The setting of the novel definitely does impose strongly in the form of an epidemic of cholera. Your characters take different strategies to confronting the disease - denial, grief, plunging themselves into work, art, or other passions - but in every case it seems to intensify their actions and emotions. "If anything, it gave his quest more urgency. All around him was evidence that life was transitory, that death struck arbitrarily and with alarming haste," you write of the medical student Pierre (92). In portraying the cholera epidemic, do you see any parallels to modern problems? In times of peril and suffering, do you see music and musicians having a meaningful role?

I think all the arts are more valued when times are difficult. People turn to artists to help interpret their feelings, to give them relief from sadness and grief, to create a shared environment where everyone can give way to their feelings. But music is different now. Then, almost all music making was communal in some way. There were no MP3 players that would let you have your own private concert. If you wanted to hear music, you had to go to a public place or be able to make it yourself. And then, even if you were in the privacy of your own home, others could hear you. Music was less omnipresent, and therefore perhaps more special and valued. I'm a little nostalgic for that, but I like having my own music as well as the next person, certainly. I guess it’s mainly a shift of balance between public and private.

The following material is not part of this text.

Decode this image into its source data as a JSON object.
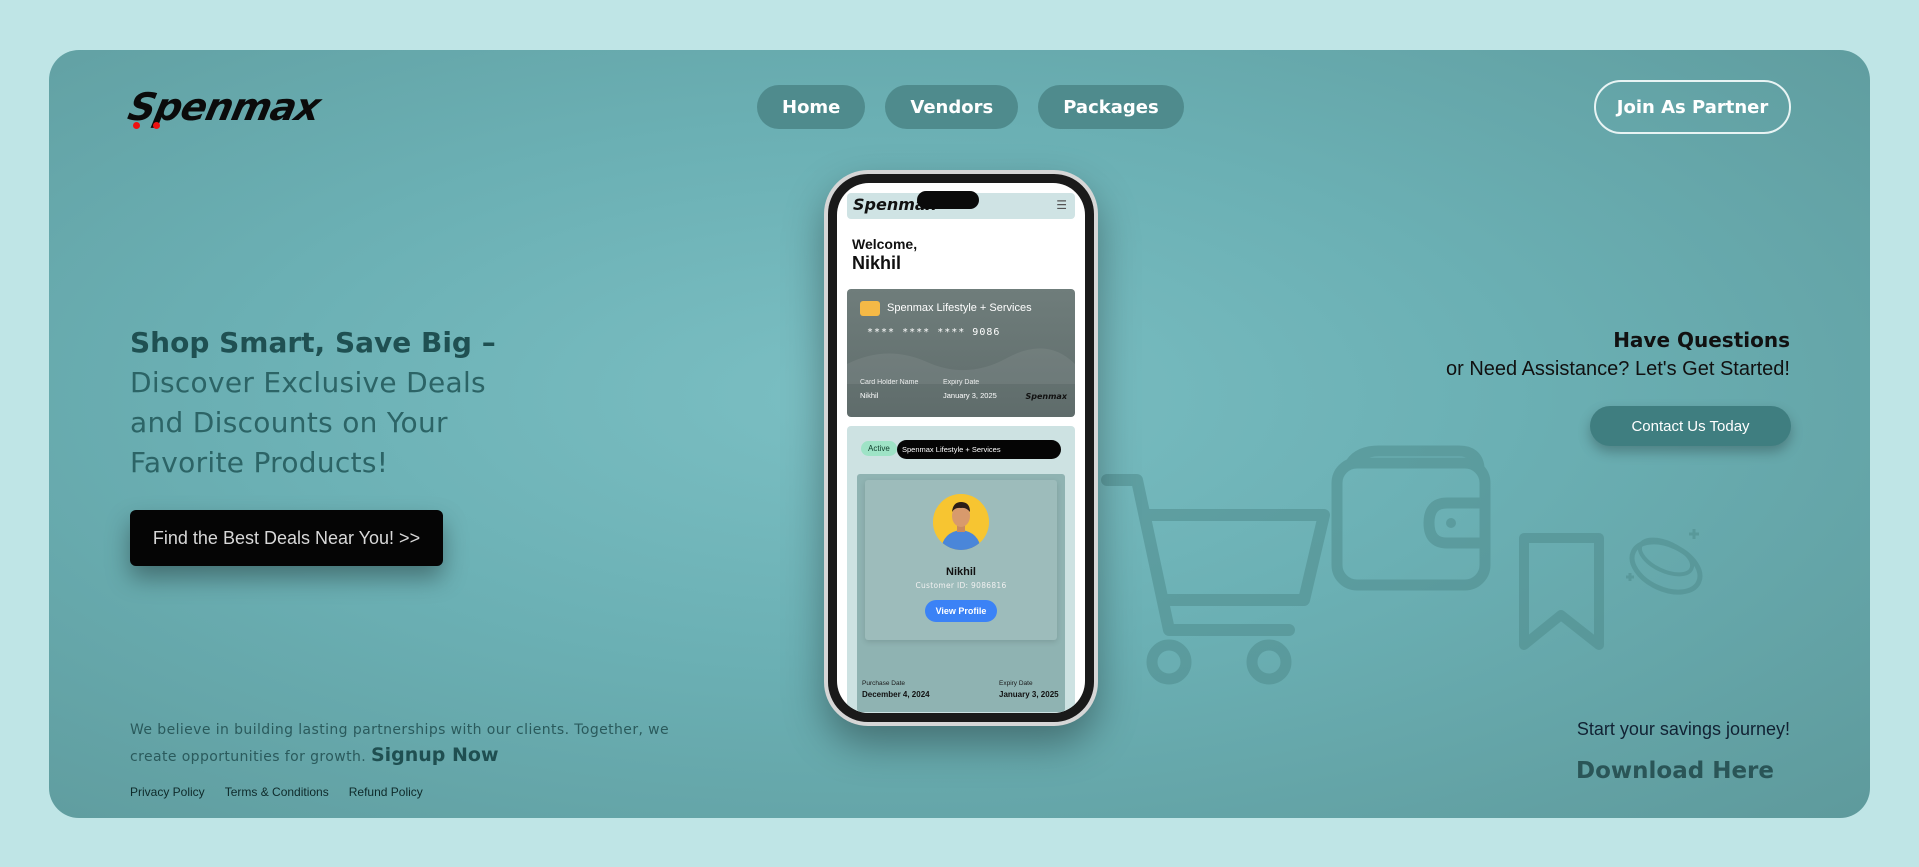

Thank you again for your novel and for taking the time to do this interview! I enjoyed your book a great deal, and knowing that I would be interviewing you about it added some intensity and urgency to my own life and reading these past few days! Also, my step-mom is deep in the plot twists herself, around Pierre's first burglary attempt I think, and my dad might read it too after she's done. I can't speak for them, but I would very much enjoy reading "Elgar's Embrace", "Smetana's Smackeroo", and "Hanky-panky with Humperdinck" in the future (just kidding!)

I'm truly glad you enjoyed it. And thank you again for taking the time to ask me such good questions. I love being forced to think and ponder about what I've written. So much of the process can be unconscious at the time.

As to the other titles-- I'll let you know!